According to official records – thus not including the thousands of people that managed to get into the stadium on the cusp of kick-off – there were 152,772 supporters in the stands of the Maracana on 13 June 1950. And, ten minutes into the second half of Brazil’s clash with Spain, 152,771 joined voices to sing one of the biggest collective choruses ever known but, at the same time, one person was crying.
When Brazil struck to make the scoreline 4-0, an inspired home faithful decided to pay homage to their struggling opponents by waving white handkerchiefs and singing Touradas em Madri (Bullfighting in Madrid), which had been a roaring success at the 1938 Rio Carnaval. Everyone, that is, except for Carlos Alberto Ferreira Braga.
Overcome with emotion at how a tune written by him and colleague Alberto Ribeiro was being sung by so many people, Braguinha – who for his entire life worked under the pseudonym ‘João de Barro’ – choked up with tears. That evening in the Maracana, it was just too wonderful, just too perfect. It was as if, at some subconscious level, those in the stadium put on such a collective display of joy in a bid to make up for the enormous disappointment of events three days later.
The fifth game played by A Seleção Brasileira at that year’s FIFA World Cup™, the Spain encounter marked the peak of the euphoria that had gripped the entire host nation. After kicking off the four-team final round that would decide the world title with a 7-1 humbling of Sweden, coach Flavio Costa’s charges overwhelmed the team then known as La Furia Roja (The Red Fury) by a score of 6-1.
What is more, Spain were the final-round opponents Brazil had most feared, thanks to players of the calibre of goalkeeper Antonio Ramallets, Agustin “Piru” Gainza and Telmo Zarra.
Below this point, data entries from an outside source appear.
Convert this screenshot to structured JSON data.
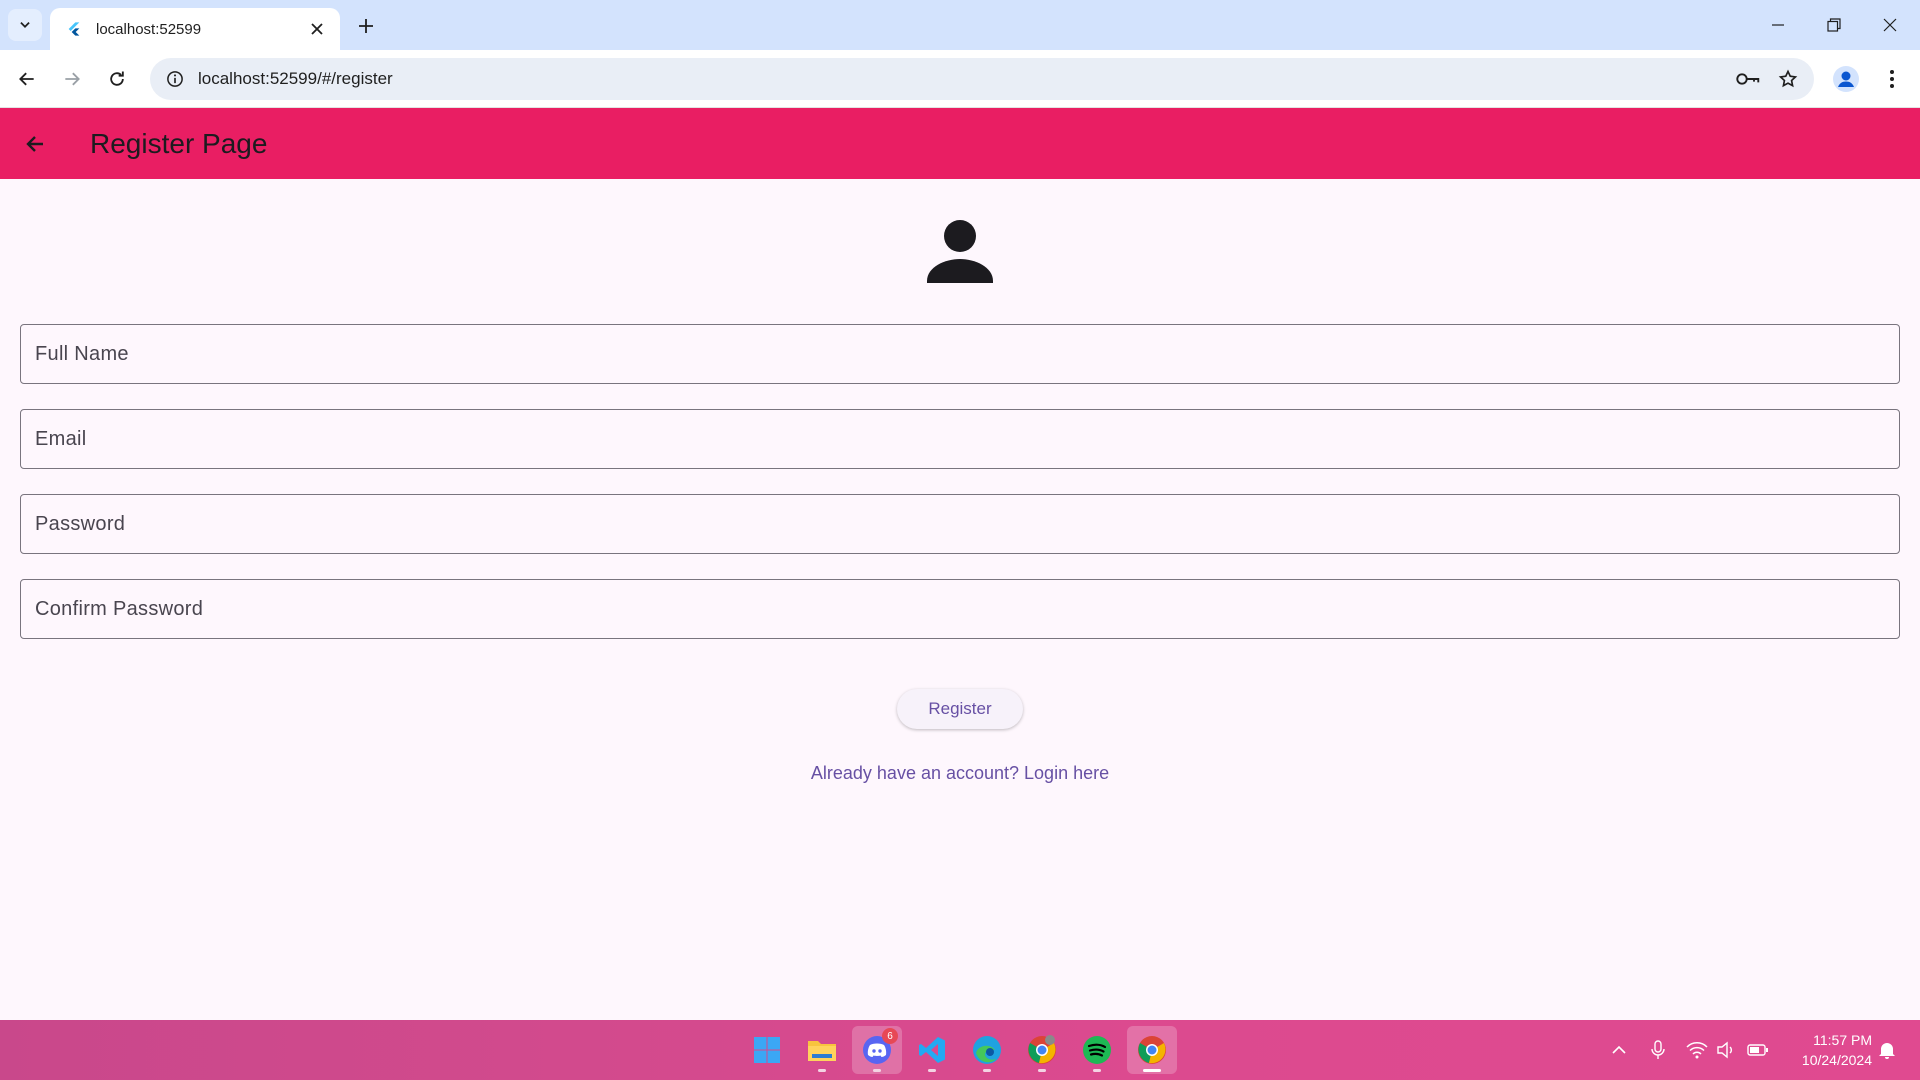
{
  "browser": {
    "tab_title": "localhost:52599",
    "url": "localhost:52599/#/register"
  },
  "appbar": {
    "title": "Register Page",
    "color": "#e91e63"
  },
  "form": {
    "full_name_placeholder": "Full Name",
    "email_placeholder": "Email",
    "password_placeholder": "Password",
    "confirm_password_placeholder": "Confirm Password",
    "register_label": "Register",
    "login_link": "Already have an account? Login here"
  },
  "taskbar": {
    "apps": [
      "windows-start",
      "file-explorer",
      "discord",
      "vscode",
      "edge",
      "chrome-profile",
      "spotify",
      "chrome"
    ],
    "discord_badge": "6",
    "time": "11:57 PM",
    "date": "10/24/2024"
  },
  "colors": {
    "accent": "#6750a4",
    "background": "#fef7fd",
    "outline": "#79747e"
  }
}
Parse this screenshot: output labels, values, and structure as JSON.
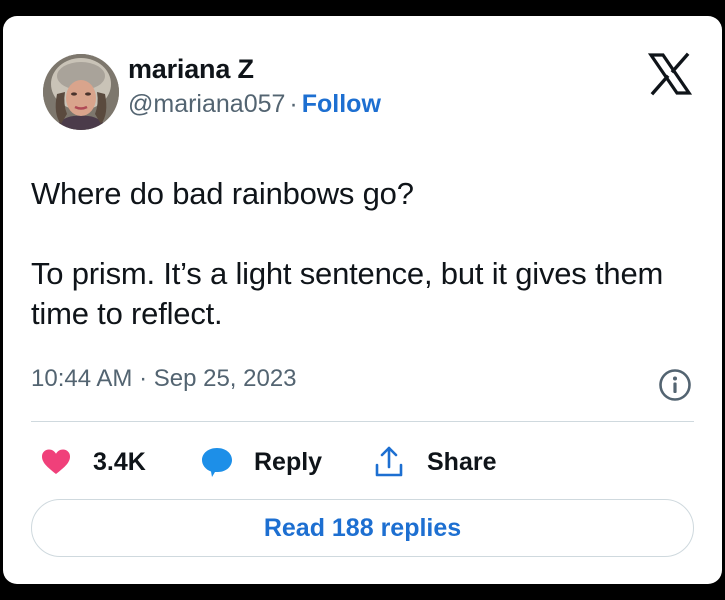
{
  "author": {
    "name": "mariana Z",
    "handle": "@mariana057",
    "separator": "·",
    "follow_label": "Follow"
  },
  "tweet": {
    "paragraphs": [
      "Where do bad rainbows go?",
      "To prism. It’s a light sentence, but it gives them time to reflect."
    ],
    "timestamp": "10:44 AM · Sep 25, 2023"
  },
  "actions": {
    "like_count": "3.4K",
    "reply_label": "Reply",
    "share_label": "Share"
  },
  "footer": {
    "read_replies_label": "Read 188 replies"
  },
  "icons": {
    "logo": "x-logo-icon",
    "info": "info-icon",
    "like": "heart-icon",
    "reply": "speech-bubble-icon",
    "share": "share-upload-icon"
  },
  "colors": {
    "accent": "#1d6fd1",
    "heart": "#f0407a",
    "reply_bubble": "#1d8fe8",
    "text": "#0f1419",
    "muted": "#536471",
    "border": "#cfd9de"
  }
}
If a Brazil side featuring Jair, Zizinho, Chico and marksman Ademir was capable of downing the Europeans in such a fashion, how could Uruguay possibly prevent Brazil from lifting the Trophy at the Maracana?
“I think it was then (in the days following Spain game) that Brazil lost [the world title]. The celebrations were just too huge and had spread across the entire country. It was as if Brazil had already won the World Cup. And nobody wins before the game is played,” said future Brazil player and coach Mario Zagallo, who was part of the security set-up in the Maracana as a young soldier in the military police, as he would be for the subsequent 2-1 defeat against Uruguay.
“It’s hard to believe that it was even the same stadium. The panorama can’t even be put into words. Later I thought, perhaps all the white handkerchiefs [from the Spain game] could be used to dry all the tears that flowed after that [Uruguay] defeat,” he told FIFA.com.
The Furia part of their nickname long shed, as befitting a side with the class of the reigning world and European champions, La Roja are currently preparing to take on Brazil again in the Maracana - to decide the victors of the FIFA Confederations Cup 2013 - and the world is a very different place.
On this occasion, in the stadium will be little more than 70,000 spectators. Gone too are the days when Brazilian football had an inferiority complex: instead at stake will be A Canarinha’s pedigree as five-time world champions against a Spain generation currently sweeping all before them.
Nor can we expect Carnaval tunes to be on the menu but, 63 years on, everyone in the Maracana will know that, whether the Final ends in celebration or disappointment, another fascinating page in the history of the local and global game will be written by Brazil versus Spain.